Background: Multiple food allergy, especially to staple foods like egg and cereals is uncommon in adults. Egg allergy in this age group often results from primary inhalant sensitization to bird feathers. Conversely,most patients with respiratory allergy to cereals can tolerate ingestion. We present an unusual case of multiple food allergy in an adult patient.
Report: A 45 year old female rural worker,with prior history of rhinitis and asthma, was referred to our consult with complaints of oropharyngeal pruritus, cough and abdominal discomfort immediately after ingestion of cereal-containing foods. She had also noted for 6 years retrosternal discomfort and tightening after ingestion of egg or poultry. Prior to these episodes, she referred worsening of her respiratory symptoms when handling cereal flour or grain and chicken feathers. Physical examination and lung function tests were normal. An upper digestive endoscopy with esophageal biopsies was performed, with no pathologic changes found. Skin prick tests (SPT) were positive for wheat, barley, oat, rye, corn and rice flour, as well as for egg yolk, chicken and feather extracts. SPT were also weakly positive for lipid transfer protein (LTP) and some aeroallergens: grass, weed mix, birch and plane tree pollens, as well as dog. Immunocap ISAC revealed positivity for two wheat proteins (LTP and alpha-amilase inhibitor), and to egg livetin, Gal d 5. Concerning the inhalant allergens there was strong positivity to the PR-10 protein Aln g 1 and moderate to grass, plane tree and cat allergens. Immunoblotting demonstrated several positive bands in barley, wheat, oat, rye, rice and corn lanes. Binding to rice was almost completely inhibited by barley, rye, oat and wheat and partly inhibited by corn; binding to corn was partly inhibited by Pooideae cereals and less by rice. The patient initiated an all cereal, egg and poultry avoiding diet with no further complaints, refusing oral challenge.
Clinical relevance: This patient shows a typical case of bird-egg syndrome and additionally seems to have developed a similar process with cereals. Immunoblot analysis suggests a primary sensitization to cereals of the Pooideae subfamily with cross reactivity to the Bamboideae and Panicoideae subfamilies, which is uncommon.

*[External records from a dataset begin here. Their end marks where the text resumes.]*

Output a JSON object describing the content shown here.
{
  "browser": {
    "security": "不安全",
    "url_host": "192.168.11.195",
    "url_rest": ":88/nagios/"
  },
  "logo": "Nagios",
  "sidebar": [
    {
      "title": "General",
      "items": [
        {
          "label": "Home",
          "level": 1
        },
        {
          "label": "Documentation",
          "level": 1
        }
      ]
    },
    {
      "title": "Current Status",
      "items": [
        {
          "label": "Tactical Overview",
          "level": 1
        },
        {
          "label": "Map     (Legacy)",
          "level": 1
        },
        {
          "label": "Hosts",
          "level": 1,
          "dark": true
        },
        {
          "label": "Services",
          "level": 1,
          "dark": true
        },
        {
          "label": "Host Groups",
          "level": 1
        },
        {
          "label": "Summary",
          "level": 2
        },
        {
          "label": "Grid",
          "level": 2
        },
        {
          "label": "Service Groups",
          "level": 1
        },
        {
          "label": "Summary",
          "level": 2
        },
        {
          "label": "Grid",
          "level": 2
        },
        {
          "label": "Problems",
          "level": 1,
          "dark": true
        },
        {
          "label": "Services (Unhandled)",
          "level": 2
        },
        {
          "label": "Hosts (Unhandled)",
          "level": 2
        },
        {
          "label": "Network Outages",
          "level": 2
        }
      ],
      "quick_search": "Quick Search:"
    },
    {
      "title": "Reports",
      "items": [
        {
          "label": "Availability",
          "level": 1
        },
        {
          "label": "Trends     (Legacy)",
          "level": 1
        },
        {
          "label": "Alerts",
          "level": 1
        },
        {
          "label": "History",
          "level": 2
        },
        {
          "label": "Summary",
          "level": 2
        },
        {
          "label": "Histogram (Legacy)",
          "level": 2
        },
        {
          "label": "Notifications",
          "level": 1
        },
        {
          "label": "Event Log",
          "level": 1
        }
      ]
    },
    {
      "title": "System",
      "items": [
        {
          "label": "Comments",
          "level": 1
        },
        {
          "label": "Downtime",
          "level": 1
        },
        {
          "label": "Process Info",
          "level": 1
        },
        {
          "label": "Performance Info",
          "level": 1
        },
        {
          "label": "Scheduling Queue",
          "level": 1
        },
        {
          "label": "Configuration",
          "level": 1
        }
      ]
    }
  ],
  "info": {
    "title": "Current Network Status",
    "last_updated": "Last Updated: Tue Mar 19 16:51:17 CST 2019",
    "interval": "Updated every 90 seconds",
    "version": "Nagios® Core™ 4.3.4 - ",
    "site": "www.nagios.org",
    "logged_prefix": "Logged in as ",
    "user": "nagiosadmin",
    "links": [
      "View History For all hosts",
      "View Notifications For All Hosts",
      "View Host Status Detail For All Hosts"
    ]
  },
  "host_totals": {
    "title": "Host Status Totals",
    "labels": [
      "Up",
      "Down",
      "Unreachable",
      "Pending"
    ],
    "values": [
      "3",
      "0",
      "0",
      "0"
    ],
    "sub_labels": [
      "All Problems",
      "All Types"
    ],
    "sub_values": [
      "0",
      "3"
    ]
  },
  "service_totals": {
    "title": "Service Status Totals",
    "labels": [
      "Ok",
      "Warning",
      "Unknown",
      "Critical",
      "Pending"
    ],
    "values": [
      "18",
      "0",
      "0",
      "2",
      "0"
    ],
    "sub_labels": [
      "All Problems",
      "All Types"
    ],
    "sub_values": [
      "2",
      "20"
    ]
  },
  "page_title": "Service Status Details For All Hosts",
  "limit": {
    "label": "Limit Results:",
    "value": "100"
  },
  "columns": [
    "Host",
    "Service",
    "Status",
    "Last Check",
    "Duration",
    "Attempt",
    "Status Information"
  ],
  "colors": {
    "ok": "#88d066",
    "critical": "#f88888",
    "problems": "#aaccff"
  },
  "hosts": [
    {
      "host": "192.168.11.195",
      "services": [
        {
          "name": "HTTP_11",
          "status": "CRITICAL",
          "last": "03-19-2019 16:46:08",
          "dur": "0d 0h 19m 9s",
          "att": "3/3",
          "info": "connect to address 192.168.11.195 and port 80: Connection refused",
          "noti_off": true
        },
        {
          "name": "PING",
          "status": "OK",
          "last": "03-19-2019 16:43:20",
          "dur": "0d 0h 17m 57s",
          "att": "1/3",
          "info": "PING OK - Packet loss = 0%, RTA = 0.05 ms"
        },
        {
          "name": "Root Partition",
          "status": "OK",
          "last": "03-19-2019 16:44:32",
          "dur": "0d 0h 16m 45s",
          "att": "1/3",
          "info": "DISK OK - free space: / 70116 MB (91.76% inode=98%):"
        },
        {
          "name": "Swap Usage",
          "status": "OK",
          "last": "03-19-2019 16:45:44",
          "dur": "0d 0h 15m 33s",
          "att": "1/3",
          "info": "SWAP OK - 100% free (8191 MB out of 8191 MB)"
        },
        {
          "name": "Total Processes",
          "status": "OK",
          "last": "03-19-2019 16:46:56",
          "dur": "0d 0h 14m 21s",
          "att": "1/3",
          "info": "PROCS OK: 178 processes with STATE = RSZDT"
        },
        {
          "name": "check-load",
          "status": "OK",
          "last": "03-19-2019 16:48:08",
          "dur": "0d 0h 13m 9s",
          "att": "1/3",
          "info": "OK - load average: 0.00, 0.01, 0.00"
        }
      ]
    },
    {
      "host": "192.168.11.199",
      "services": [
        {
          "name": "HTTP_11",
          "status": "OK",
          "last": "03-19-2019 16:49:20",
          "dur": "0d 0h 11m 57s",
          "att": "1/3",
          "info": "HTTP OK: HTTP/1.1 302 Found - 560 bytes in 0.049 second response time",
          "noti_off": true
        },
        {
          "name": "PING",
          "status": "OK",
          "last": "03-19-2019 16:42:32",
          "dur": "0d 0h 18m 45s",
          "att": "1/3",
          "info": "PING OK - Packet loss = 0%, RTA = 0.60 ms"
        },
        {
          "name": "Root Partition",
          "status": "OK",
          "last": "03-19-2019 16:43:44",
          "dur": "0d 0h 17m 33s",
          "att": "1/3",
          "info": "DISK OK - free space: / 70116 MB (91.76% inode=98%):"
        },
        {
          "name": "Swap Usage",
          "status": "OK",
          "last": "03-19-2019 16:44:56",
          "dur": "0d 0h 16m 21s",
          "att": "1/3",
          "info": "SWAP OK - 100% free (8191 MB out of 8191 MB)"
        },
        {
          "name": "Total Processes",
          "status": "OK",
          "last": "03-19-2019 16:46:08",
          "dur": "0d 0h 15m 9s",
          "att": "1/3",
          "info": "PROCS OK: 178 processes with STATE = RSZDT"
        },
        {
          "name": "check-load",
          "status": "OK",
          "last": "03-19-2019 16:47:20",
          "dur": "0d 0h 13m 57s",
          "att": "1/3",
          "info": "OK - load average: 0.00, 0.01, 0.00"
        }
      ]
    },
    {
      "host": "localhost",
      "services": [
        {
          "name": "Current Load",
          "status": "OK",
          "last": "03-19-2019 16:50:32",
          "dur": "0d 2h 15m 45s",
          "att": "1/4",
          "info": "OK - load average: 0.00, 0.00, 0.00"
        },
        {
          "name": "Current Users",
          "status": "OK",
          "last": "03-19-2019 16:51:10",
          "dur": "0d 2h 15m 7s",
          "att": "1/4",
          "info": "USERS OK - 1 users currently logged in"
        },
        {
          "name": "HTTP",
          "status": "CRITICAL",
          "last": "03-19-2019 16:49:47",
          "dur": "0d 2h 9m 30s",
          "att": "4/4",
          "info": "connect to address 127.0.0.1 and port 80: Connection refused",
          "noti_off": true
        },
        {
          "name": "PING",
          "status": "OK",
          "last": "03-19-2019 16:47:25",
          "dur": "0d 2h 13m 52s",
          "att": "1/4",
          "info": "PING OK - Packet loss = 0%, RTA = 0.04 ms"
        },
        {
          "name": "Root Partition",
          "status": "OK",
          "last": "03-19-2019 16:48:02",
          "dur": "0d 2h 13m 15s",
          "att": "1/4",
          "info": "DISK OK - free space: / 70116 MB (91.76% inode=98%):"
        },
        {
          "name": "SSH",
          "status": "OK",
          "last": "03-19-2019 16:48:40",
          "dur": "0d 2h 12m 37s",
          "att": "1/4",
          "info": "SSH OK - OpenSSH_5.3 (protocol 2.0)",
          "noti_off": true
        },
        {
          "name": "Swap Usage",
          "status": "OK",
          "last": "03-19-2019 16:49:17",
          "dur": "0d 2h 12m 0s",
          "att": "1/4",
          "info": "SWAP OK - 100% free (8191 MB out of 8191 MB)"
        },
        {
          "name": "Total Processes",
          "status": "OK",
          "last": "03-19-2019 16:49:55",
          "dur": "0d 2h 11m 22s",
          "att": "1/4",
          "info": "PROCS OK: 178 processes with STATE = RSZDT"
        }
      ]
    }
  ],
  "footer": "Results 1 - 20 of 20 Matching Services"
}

Wheat LTP and alpha-amilase inhibitor have been highlighted both in food and inhalant allergy to cereal flour,but the simultaneous presence of these two forms of cereal allergy in the same patient is also a rare situation.

Palavras-chave: multiple food allergy, primary sensitization, cross reactivity